**WHAT IS BEING ASKED:** Report every line of the listing below in which the string "date" occurs.

**SOURCE DATA:**
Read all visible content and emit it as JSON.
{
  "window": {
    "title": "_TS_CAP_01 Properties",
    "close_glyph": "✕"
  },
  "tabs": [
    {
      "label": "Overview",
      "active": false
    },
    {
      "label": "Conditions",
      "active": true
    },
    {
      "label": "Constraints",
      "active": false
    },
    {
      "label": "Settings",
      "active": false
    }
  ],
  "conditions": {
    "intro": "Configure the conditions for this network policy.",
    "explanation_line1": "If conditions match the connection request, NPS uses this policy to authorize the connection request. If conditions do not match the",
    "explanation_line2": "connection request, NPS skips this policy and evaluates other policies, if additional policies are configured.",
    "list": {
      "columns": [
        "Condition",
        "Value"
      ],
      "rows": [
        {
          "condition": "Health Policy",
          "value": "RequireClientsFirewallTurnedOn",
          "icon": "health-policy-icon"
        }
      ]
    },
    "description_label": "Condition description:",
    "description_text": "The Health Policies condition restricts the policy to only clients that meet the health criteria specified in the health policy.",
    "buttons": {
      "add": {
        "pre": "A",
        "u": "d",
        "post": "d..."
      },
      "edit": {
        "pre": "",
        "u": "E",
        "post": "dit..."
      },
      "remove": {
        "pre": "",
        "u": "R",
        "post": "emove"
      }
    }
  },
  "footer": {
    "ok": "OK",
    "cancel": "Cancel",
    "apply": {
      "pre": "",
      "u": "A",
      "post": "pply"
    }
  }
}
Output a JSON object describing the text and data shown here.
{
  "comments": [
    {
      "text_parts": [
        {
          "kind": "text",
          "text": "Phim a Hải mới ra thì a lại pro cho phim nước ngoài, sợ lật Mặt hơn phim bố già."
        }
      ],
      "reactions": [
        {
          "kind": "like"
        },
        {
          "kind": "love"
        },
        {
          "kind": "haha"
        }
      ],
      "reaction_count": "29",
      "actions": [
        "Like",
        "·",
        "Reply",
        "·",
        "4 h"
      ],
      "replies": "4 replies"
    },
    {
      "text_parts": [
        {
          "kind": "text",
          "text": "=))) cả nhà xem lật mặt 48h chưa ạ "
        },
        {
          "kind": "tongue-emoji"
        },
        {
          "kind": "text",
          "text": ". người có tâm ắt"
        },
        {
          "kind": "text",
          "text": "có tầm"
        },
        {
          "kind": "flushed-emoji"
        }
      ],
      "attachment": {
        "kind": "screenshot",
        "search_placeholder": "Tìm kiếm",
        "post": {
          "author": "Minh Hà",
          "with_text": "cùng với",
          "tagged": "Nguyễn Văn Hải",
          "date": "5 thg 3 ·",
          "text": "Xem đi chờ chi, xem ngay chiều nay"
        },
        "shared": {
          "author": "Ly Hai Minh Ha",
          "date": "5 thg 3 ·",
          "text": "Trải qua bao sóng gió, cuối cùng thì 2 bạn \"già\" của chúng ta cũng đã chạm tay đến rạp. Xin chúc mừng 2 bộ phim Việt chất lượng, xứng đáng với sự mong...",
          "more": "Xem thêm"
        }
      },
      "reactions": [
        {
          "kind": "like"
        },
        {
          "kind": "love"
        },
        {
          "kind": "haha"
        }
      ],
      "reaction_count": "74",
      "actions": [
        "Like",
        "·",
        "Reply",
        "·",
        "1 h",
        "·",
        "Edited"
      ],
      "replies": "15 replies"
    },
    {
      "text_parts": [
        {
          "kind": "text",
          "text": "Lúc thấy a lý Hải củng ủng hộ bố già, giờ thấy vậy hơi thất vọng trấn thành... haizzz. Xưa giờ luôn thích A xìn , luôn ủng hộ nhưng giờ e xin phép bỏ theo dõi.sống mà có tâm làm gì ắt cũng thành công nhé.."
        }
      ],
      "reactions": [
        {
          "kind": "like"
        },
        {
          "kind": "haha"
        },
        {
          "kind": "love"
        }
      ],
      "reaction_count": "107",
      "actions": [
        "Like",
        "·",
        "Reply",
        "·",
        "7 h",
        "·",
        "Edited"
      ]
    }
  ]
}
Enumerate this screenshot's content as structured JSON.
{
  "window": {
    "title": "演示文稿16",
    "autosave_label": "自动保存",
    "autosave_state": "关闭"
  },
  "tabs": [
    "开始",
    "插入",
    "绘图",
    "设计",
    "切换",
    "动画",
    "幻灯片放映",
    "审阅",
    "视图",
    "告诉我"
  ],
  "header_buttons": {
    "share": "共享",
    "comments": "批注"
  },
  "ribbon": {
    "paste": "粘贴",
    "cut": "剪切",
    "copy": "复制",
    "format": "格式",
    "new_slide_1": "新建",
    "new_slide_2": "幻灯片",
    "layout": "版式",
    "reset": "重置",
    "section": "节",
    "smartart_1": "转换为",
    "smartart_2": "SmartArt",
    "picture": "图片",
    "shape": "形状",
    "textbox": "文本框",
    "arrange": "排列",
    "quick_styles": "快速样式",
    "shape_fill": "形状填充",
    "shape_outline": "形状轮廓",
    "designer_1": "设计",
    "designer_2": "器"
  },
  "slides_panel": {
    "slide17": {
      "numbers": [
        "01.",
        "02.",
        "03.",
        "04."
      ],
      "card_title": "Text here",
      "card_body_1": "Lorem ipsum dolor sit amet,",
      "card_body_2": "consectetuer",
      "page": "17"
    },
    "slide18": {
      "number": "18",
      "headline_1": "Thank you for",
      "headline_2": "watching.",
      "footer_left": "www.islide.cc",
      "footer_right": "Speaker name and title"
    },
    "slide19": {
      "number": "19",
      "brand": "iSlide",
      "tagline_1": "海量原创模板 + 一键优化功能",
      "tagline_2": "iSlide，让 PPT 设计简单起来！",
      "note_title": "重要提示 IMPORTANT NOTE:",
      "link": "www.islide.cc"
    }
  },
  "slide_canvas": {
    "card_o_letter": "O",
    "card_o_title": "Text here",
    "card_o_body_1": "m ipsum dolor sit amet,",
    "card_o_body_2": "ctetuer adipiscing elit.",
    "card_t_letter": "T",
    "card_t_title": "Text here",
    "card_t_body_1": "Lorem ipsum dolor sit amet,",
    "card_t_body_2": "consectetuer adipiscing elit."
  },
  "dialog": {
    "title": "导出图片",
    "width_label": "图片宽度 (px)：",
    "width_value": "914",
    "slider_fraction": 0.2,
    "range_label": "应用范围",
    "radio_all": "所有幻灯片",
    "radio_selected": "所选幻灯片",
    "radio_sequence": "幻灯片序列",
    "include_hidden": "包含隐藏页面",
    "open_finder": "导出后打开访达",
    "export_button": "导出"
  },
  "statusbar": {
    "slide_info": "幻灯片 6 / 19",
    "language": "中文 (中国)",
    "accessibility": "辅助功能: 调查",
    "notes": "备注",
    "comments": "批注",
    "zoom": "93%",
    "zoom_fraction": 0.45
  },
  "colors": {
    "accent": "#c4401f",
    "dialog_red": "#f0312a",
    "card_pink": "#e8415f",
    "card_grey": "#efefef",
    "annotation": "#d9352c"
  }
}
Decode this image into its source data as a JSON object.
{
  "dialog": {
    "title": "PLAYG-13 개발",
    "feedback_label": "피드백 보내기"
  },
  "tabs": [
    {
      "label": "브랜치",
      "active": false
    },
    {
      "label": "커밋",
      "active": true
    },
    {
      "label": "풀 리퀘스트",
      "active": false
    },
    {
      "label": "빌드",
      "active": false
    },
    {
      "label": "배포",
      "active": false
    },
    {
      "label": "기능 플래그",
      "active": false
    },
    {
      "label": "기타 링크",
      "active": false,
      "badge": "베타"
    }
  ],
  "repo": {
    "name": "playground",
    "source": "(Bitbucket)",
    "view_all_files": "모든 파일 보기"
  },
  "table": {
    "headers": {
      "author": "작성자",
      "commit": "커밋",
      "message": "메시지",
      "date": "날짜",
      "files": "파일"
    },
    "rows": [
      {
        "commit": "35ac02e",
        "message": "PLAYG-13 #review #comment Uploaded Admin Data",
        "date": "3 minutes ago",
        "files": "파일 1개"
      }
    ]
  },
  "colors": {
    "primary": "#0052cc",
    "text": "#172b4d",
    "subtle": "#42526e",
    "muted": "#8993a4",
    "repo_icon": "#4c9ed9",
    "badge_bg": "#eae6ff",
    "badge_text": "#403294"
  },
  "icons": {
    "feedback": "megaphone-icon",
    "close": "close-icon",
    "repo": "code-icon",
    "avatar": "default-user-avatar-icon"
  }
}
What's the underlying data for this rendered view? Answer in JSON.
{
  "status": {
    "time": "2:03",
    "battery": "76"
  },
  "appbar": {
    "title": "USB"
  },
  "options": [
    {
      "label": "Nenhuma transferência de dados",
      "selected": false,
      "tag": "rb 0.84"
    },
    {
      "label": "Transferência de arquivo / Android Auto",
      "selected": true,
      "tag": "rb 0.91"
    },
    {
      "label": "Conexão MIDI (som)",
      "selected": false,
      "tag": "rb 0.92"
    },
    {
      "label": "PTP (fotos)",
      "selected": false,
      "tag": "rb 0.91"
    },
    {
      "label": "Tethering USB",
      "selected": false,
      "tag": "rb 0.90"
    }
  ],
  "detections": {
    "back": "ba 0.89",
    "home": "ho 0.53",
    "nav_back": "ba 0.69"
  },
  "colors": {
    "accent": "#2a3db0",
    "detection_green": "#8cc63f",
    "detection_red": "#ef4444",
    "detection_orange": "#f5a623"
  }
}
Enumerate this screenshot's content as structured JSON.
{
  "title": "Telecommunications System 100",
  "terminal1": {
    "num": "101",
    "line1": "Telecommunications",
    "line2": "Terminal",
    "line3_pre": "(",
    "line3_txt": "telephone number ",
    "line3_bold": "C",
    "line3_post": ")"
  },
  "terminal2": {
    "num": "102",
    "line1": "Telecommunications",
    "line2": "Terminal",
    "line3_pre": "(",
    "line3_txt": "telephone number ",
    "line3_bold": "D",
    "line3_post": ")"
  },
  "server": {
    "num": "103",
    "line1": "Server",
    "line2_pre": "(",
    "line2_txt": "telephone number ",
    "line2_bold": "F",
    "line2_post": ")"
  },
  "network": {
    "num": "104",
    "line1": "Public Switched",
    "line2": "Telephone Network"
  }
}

**EXERCISE ANSWER:**
          "date": "5 thg 3 ·",
          "date": "5 thg 3 ·",
      "date": "날짜",
        "date": "3 minutes ago",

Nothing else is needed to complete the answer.